By Isa Jones
By Mary Willson
By Brian Turk
By Drew AIles
By Taylor Boylston
By Bree Davies
By Emerald O'Brien
It wasn't always so. Not so long ago, hard rock was the music of youth--the sound that got hormones sluicing through the systems of more adolescents than any other. But these days, a great many members of what was once the prime metal constituency seem to be looking elsewhere for their sonic kicks. A few heavyweights have come to the fore of late, including Tool, Korn and Marilyn Manson, but they're having trouble making the leap to arena-level popularity; in many cities, including this one, they tend to play theaters or medium-sized halls--and they don't always fill them to capacity. Moreover, their songs have not translated to radio success. Shortly after the Nirvana-led grunge breakthrough, hard-rock stations across the country dumped their formats in favor of a variation on the Seattle style. But ratings never met expectations, and within the past few years such outlets have been scrambling to re-embrace the past. KBPI-FM/106.7 is a case in point: It advertised itself as the "new music revolution" when Soundgarden was growing, but it's now back to the "rock the Rockies" slogan it used when today's dinosaurs were mere lizards.
The result of these changes is a radio hybrid that brings together yesterday and the day before yesterday. For example, a four-song KBPI set I heard on the Saturday afternoon before the Aerosmith gig was made up of "Back in Black," by AC/DC, "Grind," by Alice in Chains, "Natural One," by Folk Implosion, and Aerosmith's "Dude (Looks Like a Lady)." Sitting through it wasn't painful; after all, each of these songs is enjoyable on one level or another. But both "Grind" and "Natural One" are already three years old, and "Back in Black" first hit in 1980, when the average high-school senior was in the midst of choosing between soiling his diaper or spitting up on his mother's shoulder. And although "Dude" initially entered the singles charts in 1987, the first album by the band that made it came out way back in 1973, a full year before Richard Nixon took his helicopter ride to infamy.
Would a kid looking for a brand of music to call his or her own pledge his allegiance to a tune that has already spent more than ten years on the vine? Not if a notably unscientific poll conducted on the day of the show has any validity. To wit: My wife, a schoolteacher, asked a class of seventh-graders if they had so much as heard of Aerosmith. Only one out of nearly thirty had--a boy who is still grumbling about being dragged to a Fleetwood Mac appearance nearly six months after Stevie Nicks left town.

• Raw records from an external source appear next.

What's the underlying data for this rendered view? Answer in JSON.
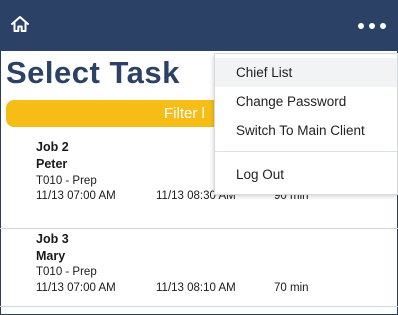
{
  "header": {
    "home_icon": "home-icon",
    "more_icon": "more-horizontal-icon",
    "background_color": "#2b4266"
  },
  "page": {
    "title": "Select Task"
  },
  "filter": {
    "label": "Filter l",
    "color": "#f6bd16"
  },
  "jobs": [
    {
      "title": "Job 2",
      "worker": "Peter",
      "code": "T010 - Prep",
      "start": "11/13 07:00 AM",
      "end": "11/13 08:30 AM",
      "duration": "90 min"
    },
    {
      "title": "Job 3",
      "worker": "Mary",
      "code": "T010 - Prep",
      "start": "11/13 07:00 AM",
      "end": "11/13 08:10 AM",
      "duration": "70 min"
    }
  ],
  "menu": {
    "items": [
      {
        "label": "Chief List"
      },
      {
        "label": "Change Password"
      },
      {
        "label": "Switch To Main Client"
      },
      {
        "label": "Log Out"
      }
    ]
  }
}
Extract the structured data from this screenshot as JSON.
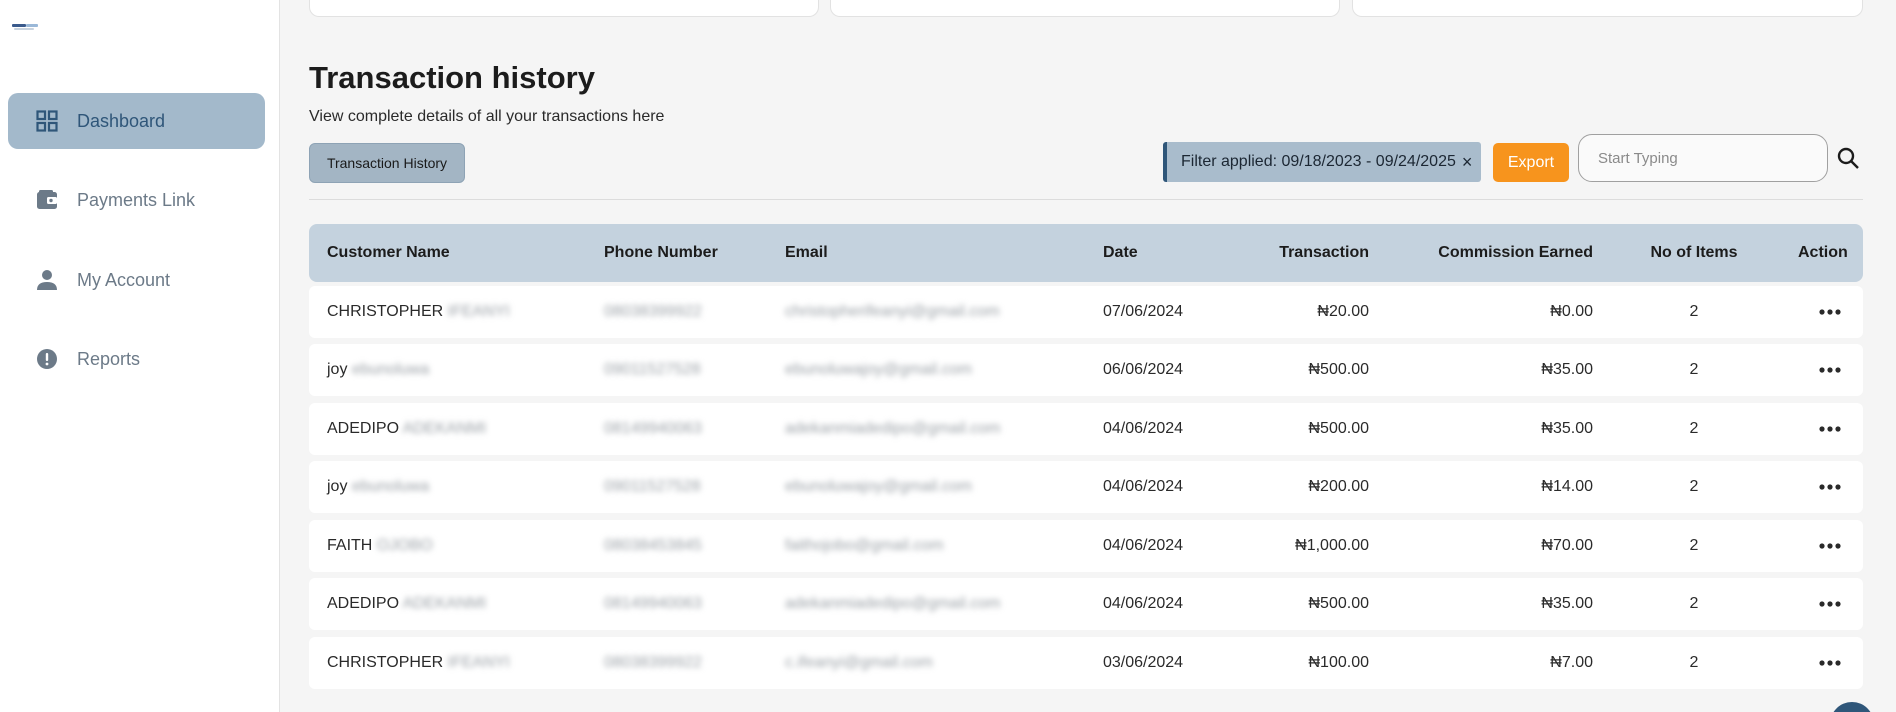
{
  "sidebar": {
    "items": [
      {
        "label": "Dashboard",
        "icon": "grid-icon",
        "active": true
      },
      {
        "label": "Payments Link",
        "icon": "wallet-icon",
        "active": false
      },
      {
        "label": "My Account",
        "icon": "user-icon",
        "active": false
      },
      {
        "label": "Reports",
        "icon": "alert-icon",
        "active": false
      }
    ]
  },
  "header": {
    "title": "Transaction history",
    "subtitle": "View complete details of all your transactions here"
  },
  "toolbar": {
    "tab_label": "Transaction History",
    "filter_label": "Filter applied: 09/18/2023 - 09/24/2025",
    "filter_close": "×",
    "export_label": "Export",
    "search_placeholder": "Start Typing"
  },
  "table": {
    "columns": [
      "Customer Name",
      "Phone Number",
      "Email",
      "Date",
      "Transaction",
      "Commission Earned",
      "No of Items",
      "Action"
    ],
    "rows": [
      {
        "first": "CHRISTOPHER",
        "last": "IFEANYI",
        "phone": "08038399922",
        "email": "christopherifeanyi@gmail.com",
        "date": "07/06/2024",
        "transaction": "₦20.00",
        "commission": "₦0.00",
        "items": "2"
      },
      {
        "first": "joy",
        "last": "ebunoluwa",
        "phone": "09011527528",
        "email": "ebunoluwajoy@gmail.com",
        "date": "06/06/2024",
        "transaction": "₦500.00",
        "commission": "₦35.00",
        "items": "2"
      },
      {
        "first": "ADEDIPO",
        "last": "ADEKANMI",
        "phone": "08149940063",
        "email": "adekanmiadedipo@gmail.com",
        "date": "04/06/2024",
        "transaction": "₦500.00",
        "commission": "₦35.00",
        "items": "2"
      },
      {
        "first": "joy",
        "last": "ebunoluwa",
        "phone": "09011527528",
        "email": "ebunoluwajoy@gmail.com",
        "date": "04/06/2024",
        "transaction": "₦200.00",
        "commission": "₦14.00",
        "items": "2"
      },
      {
        "first": "FAITH",
        "last": "OJOBO",
        "phone": "08038453845",
        "email": "faithojobo@gmail.com",
        "date": "04/06/2024",
        "transaction": "₦1,000.00",
        "commission": "₦70.00",
        "items": "2"
      },
      {
        "first": "ADEDIPO",
        "last": "ADEKANMI",
        "phone": "08149940063",
        "email": "adekanmiadedipo@gmail.com",
        "date": "04/06/2024",
        "transaction": "₦500.00",
        "commission": "₦35.00",
        "items": "2"
      },
      {
        "first": "CHRISTOPHER",
        "last": "IFEANYI",
        "phone": "08038399922",
        "email": "c.ifeanyi@gmail.com",
        "date": "03/06/2024",
        "transaction": "₦100.00",
        "commission": "₦7.00",
        "items": "2"
      }
    ]
  },
  "colors": {
    "accent": "#f7941d",
    "nav_active_bg": "#a3b9cb",
    "table_header_bg": "#c4d2de",
    "brand_blue": "#2f5679"
  }
}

The programmers at KBPI don't seem overly concerned with such matters; their audience share has stabilized after a worrisome mid-Nineties slide. But this short-term strategy--one that's becoming extremely common from coast to coast--has resulted in some severe side effects. For one thing, hard-rock radio, which was once lively and surprising, is becoming as predictable and patronizing as most classic-rock stations. (In fact, there are times when it's practically indistinguishable from them.) Worse, fewer fledgling combos than ever are getting a chance to be heard--meaning that when the Aerosmiths of the world finally hang up their chaps, there'll be few to take their place. And because those who are allowed a smidgen of airtime must fit into a format in which the past is more important than the present, a majority of them will merely rehash established styles rather than invent fresh ones.
Which brings us to Spacehog, the opener on the Aerosmith date. The combo, fronted by expatriate British brothers Royston and Antony Langdon, was hyped mightily upon the release of its debut album, Resident Alien, and managed to eke out a modern-rock hit with "In the Meantime." But the disc was actually little more than a gloss on David Bowie-esque glam in which cheek was meant to substitute for inspiration. The Chinese Album, the outfit's just-issued followup, continues along this path. On it, the Langdons churn out unoriginal riffs in an utterly derivative manner in the hope of pleasing precocious listeners who never heard Spacehog's mentors in the first place, as well as longtime rock aficionados fearful of anything that doesn't seem familiar. Unfortunately, they failed on both counts.